“Despite the passage of time and the evolution of this issue, the core concerns regarding her performance in office remain the same,” writes Rep. Daryl Metcalfe (R-Butler) in a co-sponsorship memo. “The Attorney General has failed to perform the duties of her office on a number of occasions and she has engaged in misbehavior in office.”
The second proposal for Kane’s impeachment comes in the wake of scathing criticism from within her own party.

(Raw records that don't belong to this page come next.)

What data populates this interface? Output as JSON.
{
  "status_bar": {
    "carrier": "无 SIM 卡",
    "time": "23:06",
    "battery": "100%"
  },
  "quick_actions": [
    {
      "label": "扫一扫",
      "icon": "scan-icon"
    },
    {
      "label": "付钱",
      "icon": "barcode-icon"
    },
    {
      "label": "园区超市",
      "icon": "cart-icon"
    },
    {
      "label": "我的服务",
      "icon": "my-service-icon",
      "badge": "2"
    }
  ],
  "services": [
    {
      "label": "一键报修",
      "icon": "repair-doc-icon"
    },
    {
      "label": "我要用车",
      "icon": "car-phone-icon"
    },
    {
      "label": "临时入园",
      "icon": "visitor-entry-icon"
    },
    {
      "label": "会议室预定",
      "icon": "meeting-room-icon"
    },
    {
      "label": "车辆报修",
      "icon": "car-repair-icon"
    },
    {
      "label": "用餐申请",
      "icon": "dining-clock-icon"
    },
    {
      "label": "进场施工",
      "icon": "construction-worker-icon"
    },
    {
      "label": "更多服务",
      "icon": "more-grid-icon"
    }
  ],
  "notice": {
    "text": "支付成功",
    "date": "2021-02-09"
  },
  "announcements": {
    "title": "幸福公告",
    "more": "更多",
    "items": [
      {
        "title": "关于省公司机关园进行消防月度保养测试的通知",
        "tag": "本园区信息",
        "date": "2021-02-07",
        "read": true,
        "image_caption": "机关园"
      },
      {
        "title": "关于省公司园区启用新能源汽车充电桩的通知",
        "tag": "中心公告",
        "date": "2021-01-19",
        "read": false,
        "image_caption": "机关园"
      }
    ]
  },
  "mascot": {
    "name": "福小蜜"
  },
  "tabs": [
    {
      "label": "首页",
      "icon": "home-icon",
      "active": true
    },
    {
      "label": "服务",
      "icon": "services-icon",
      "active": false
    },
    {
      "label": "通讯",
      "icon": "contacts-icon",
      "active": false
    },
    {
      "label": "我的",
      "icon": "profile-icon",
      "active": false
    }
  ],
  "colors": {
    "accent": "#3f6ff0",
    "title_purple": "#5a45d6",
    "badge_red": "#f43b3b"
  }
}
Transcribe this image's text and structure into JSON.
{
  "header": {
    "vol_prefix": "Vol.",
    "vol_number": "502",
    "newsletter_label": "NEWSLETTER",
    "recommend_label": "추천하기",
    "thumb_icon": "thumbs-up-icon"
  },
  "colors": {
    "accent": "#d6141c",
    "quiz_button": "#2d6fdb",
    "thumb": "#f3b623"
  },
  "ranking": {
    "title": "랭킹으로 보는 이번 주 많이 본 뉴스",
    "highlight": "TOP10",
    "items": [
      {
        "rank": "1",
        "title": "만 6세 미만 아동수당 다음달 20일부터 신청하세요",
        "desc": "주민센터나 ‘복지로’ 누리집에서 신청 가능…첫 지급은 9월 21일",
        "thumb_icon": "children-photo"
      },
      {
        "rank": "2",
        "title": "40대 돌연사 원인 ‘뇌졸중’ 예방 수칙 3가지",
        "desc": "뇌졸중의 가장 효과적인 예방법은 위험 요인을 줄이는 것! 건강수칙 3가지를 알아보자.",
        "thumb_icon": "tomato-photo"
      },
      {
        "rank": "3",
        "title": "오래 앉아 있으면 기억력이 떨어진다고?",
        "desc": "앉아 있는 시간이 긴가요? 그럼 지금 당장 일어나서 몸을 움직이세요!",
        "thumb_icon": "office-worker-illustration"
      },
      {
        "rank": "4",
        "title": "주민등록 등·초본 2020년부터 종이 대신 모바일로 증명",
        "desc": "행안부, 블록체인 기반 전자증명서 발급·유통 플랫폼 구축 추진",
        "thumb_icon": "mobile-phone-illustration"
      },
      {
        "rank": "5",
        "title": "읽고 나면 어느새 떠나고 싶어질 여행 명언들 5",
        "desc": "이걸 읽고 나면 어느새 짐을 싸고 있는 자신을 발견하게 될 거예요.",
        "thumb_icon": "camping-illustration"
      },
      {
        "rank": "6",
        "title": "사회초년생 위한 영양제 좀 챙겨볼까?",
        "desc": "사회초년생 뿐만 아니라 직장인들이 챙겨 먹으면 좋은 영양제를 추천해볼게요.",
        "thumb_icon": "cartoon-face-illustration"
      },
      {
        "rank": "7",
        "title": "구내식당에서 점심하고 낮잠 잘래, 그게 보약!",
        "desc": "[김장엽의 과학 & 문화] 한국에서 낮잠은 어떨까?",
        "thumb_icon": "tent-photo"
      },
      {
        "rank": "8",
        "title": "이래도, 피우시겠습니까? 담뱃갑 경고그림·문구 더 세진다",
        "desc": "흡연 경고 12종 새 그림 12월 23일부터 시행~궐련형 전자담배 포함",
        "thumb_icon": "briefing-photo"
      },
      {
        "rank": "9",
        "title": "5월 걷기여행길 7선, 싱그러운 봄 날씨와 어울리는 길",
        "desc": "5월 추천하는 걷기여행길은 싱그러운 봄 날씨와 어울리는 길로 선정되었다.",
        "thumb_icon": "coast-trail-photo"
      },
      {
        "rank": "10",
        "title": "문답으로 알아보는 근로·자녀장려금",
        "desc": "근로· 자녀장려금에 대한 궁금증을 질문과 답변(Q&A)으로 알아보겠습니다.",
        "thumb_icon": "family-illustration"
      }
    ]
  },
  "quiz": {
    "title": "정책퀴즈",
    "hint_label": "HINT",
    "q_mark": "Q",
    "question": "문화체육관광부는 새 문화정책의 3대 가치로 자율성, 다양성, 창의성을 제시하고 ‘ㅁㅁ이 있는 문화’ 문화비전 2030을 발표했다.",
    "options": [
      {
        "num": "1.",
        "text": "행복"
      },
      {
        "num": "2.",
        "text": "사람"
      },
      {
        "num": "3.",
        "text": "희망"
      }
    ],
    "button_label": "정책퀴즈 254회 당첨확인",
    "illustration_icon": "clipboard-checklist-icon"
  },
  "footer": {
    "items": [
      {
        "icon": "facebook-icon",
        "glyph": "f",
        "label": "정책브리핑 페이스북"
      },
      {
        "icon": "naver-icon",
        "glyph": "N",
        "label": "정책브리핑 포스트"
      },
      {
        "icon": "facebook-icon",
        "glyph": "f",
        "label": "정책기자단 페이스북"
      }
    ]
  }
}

Philadelphia District Attorney Seth Williams last week charged two more public officials who were nabbed in the sting operation Kane abandoned. Williams said the grand jury investigating the sting found Kane mischaracterized the case when she called it flawed and racist, and that she made false statements to defend shutting down the probe.
U.S. Congressman Bob Brady, chairman of the Philadelphia Democratic Party, told the Philadelphia Inquirer that Kane seems “asleep at the switch.”
Metcalfe’s pursuit of impeachment began in 2013, when Kane alarmed conservatives after announcing she would close the “Florida loophole” for conceal-carry gun permits and refuse to defend the state’s same-sex marriage ban, now overturned. Republicans fumed when her twin sister, already an employee of the Office of Attorney General, was promoted after Kane took office.
The decisions failed to incite Democrats, who walked out of a May committee hearing chaired by Metcalfe on his impeachment resolution. Rep. Mike O’Brien (D-Philadelphia) called it “kangaroo court,” and he still considers the reintroduced impeachment resolution a continuation of what he called Metcalfe’s “personal vendetta.” But O’Brien does agree that concerns are mounting over Kane’s decisions.
“I don’t think we as Democrats are turning our backs and saying what a wonderful job she’s doing,” O’Brien said.
The state impeachment process is lengthy, and the state constitution states that convictions are warranted if an official engages in “misbehavior in office” or “infamous crime.”
“I don’t see ... proof that her actions have been a high crime,” said O’Brien. “I see them as certain missteps.”